* What you need to do *
The answer should contain all of the data, retyped without any alteration.

Records contained in a dataset:
# # # #

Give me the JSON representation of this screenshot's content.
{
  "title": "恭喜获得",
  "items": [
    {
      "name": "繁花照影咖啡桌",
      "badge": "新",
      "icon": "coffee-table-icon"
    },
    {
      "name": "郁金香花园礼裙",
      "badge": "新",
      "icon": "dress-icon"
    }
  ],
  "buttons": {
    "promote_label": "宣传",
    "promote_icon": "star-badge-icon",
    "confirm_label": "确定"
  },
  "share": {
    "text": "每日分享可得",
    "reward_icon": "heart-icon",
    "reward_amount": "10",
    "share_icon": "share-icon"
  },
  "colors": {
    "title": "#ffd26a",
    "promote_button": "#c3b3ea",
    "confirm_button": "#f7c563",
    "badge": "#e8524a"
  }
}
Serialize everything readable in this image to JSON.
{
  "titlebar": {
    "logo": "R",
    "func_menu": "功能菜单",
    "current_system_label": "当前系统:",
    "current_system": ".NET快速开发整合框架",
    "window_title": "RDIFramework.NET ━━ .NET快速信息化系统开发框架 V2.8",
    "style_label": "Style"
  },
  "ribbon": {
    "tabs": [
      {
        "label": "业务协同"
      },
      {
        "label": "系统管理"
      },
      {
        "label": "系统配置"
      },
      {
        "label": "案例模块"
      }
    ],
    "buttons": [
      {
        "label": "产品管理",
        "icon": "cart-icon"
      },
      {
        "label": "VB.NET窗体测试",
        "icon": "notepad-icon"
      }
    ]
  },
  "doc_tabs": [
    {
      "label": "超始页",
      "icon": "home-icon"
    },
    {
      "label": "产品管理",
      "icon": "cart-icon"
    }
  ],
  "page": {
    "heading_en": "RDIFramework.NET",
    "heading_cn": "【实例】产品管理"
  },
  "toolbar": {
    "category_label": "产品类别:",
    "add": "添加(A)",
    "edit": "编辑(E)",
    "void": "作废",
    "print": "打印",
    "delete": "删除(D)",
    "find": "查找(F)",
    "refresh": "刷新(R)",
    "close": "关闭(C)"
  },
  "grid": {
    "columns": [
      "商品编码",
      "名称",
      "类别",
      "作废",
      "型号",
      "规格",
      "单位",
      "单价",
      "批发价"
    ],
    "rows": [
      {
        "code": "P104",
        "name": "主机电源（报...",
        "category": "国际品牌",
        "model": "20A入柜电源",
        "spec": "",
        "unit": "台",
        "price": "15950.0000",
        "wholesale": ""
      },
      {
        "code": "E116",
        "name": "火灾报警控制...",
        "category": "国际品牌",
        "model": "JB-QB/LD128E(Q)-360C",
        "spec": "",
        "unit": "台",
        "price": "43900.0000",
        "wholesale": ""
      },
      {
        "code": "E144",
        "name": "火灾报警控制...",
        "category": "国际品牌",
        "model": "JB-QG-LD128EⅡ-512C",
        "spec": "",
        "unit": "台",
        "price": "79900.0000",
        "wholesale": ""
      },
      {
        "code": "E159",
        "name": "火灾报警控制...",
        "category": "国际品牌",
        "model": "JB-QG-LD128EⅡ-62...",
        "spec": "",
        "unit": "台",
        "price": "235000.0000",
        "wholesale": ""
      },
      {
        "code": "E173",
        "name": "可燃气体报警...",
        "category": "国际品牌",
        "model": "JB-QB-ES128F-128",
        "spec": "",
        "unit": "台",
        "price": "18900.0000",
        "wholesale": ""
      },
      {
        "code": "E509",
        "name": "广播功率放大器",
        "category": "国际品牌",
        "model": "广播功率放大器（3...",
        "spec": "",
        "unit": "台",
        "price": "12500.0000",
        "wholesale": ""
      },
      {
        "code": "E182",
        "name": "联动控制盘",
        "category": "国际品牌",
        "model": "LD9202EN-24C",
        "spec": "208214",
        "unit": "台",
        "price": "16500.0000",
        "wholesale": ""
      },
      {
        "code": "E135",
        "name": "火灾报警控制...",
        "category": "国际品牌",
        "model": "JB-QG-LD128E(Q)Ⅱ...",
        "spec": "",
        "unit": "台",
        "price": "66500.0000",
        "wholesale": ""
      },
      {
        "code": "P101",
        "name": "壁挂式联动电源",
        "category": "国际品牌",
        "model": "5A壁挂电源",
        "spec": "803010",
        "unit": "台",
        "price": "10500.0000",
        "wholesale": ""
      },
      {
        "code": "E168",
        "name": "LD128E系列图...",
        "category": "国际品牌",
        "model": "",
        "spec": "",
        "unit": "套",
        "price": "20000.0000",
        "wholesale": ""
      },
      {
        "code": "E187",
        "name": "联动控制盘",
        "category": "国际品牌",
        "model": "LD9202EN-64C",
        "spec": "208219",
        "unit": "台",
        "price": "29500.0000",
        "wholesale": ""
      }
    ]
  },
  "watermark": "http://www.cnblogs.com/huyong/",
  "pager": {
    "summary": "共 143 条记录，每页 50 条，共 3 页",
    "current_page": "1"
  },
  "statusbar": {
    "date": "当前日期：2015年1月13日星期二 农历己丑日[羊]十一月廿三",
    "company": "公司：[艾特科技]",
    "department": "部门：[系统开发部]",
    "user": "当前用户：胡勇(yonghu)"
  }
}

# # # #

* Response to this exercise *
Give me the JSON representation of this screenshot's content.
{
  "title": "恭喜获得",
  "items": [
    {
      "name": "繁花照影咖啡桌",
      "badge": "新",
      "icon": "coffee-table-icon"
    },
    {
      "name": "郁金香花园礼裙",
      "badge": "新",
      "icon": "dress-icon"
    }
  ],
  "buttons": {
    "promote_label": "宣传",
    "promote_icon": "star-badge-icon",
    "confirm_label": "确定"
  },
  "share": {
    "text": "每日分享可得",
    "reward_icon": "heart-icon",
    "reward_amount": "10",
    "share_icon": "share-icon"
  },
  "colors": {
    "title": "#ffd26a",
    "promote_button": "#c3b3ea",
    "confirm_button": "#f7c563",
    "badge": "#e8524a"
  }
}
Serialize everything readable in this image to JSON.
{
  "titlebar": {
    "logo": "R",
    "func_menu": "功能菜单",
    "current_system_label": "当前系统:",
    "current_system": ".NET快速开发整合框架",
    "window_title": "RDIFramework.NET ━━ .NET快速信息化系统开发框架 V2.8",
    "style_label": "Style"
  },
  "ribbon": {
    "tabs": [
      {
        "label": "业务协同"
      },
      {
        "label": "系统管理"
      },
      {
        "label": "系统配置"
      },
      {
        "label": "案例模块"
      }
    ],
    "buttons": [
      {
        "label": "产品管理",
        "icon": "cart-icon"
      },
      {
        "label": "VB.NET窗体测试",
        "icon": "notepad-icon"
      }
    ]
  },
  "doc_tabs": [
    {
      "label": "超始页",
      "icon": "home-icon"
    },
    {
      "label": "产品管理",
      "icon": "cart-icon"
    }
  ],
  "page": {
    "heading_en": "RDIFramework.NET",
    "heading_cn": "【实例】产品管理"
  },
  "toolbar": {
    "category_label": "产品类别:",
    "add": "添加(A)",
    "edit": "编辑(E)",
    "void": "作废",
    "print": "打印",
    "delete": "删除(D)",
    "find": "查找(F)",
    "refresh": "刷新(R)",
    "close": "关闭(C)"
  },
  "grid": {
    "columns": [
      "商品编码",
      "名称",
      "类别",
      "作废",
      "型号",
      "规格",
      "单位",
      "单价",
      "批发价"
    ],
    "rows": [
      {
        "code": "P104",
        "name": "主机电源（报...",
        "category": "国际品牌",
        "model": "20A入柜电源",
        "spec": "",
        "unit": "台",
        "price": "15950.0000",
        "wholesale": ""
      },
      {
        "code": "E116",
        "name": "火灾报警控制...",
        "category": "国际品牌",
        "model": "JB-QB/LD128E(Q)-360C",
        "spec": "",
        "unit": "台",
        "price": "43900.0000",
        "wholesale": ""
      },
      {
        "code": "E144",
        "name": "火灾报警控制...",
        "category": "国际品牌",
        "model": "JB-QG-LD128EⅡ-512C",
        "spec": "",
        "unit": "台",
        "price": "79900.0000",
        "wholesale": ""
      },
      {
        "code": "E159",
        "name": "火灾报警控制...",
        "category": "国际品牌",
        "model": "JB-QG-LD128EⅡ-62...",
        "spec": "",
        "unit": "台",
        "price": "235000.0000",
        "wholesale": ""
      },
      {
        "code": "E173",
        "name": "可燃气体报警...",
        "category": "国际品牌",
        "model": "JB-QB-ES128F-128",
        "spec": "",
        "unit": "台",
        "price": "18900.0000",
        "wholesale": ""
      },
      {
        "code": "E509",
        "name": "广播功率放大器",
        "category": "国际品牌",
        "model": "广播功率放大器（3...",
        "spec": "",
        "unit": "台",
        "price": "12500.0000",
        "wholesale": ""
      },
      {
        "code": "E182",
        "name": "联动控制盘",
        "category": "国际品牌",
        "model": "LD9202EN-24C",
        "spec": "208214",
        "unit": "台",
        "price": "16500.0000",
        "wholesale": ""
      },
      {
        "code": "E135",
        "name": "火灾报警控制...",
        "category": "国际品牌",
        "model": "JB-QG-LD128E(Q)Ⅱ...",
        "spec": "",
        "unit": "台",
        "price": "66500.0000",
        "wholesale": ""
      },
      {
        "code": "P101",
        "name": "壁挂式联动电源",
        "category": "国际品牌",
        "model": "5A壁挂电源",
        "spec": "803010",
        "unit": "台",
        "price": "10500.0000",
        "wholesale": ""
      },
      {
        "code": "E168",
        "name": "LD128E系列图...",
        "category": "国际品牌",
        "model": "",
        "spec": "",
        "unit": "套",
        "price": "20000.0000",
        "wholesale": ""
      },
      {
        "code": "E187",
        "name": "联动控制盘",
        "category": "国际品牌",
        "model": "LD9202EN-64C",
        "spec": "208219",
        "unit": "台",
        "price": "29500.0000",
        "wholesale": ""
      }
    ]
  },
  "watermark": "http://www.cnblogs.com/huyong/",
  "pager": {
    "summary": "共 143 条记录，每页 50 条，共 3 页",
    "current_page": "1"
  },
  "statusbar": {
    "date": "当前日期：2015年1月13日星期二 农历己丑日[羊]十一月廿三",
    "company": "公司：[艾特科技]",
    "department": "部门：[系统开发部]",
    "user": "当前用户：胡勇(yonghu)"
  }
}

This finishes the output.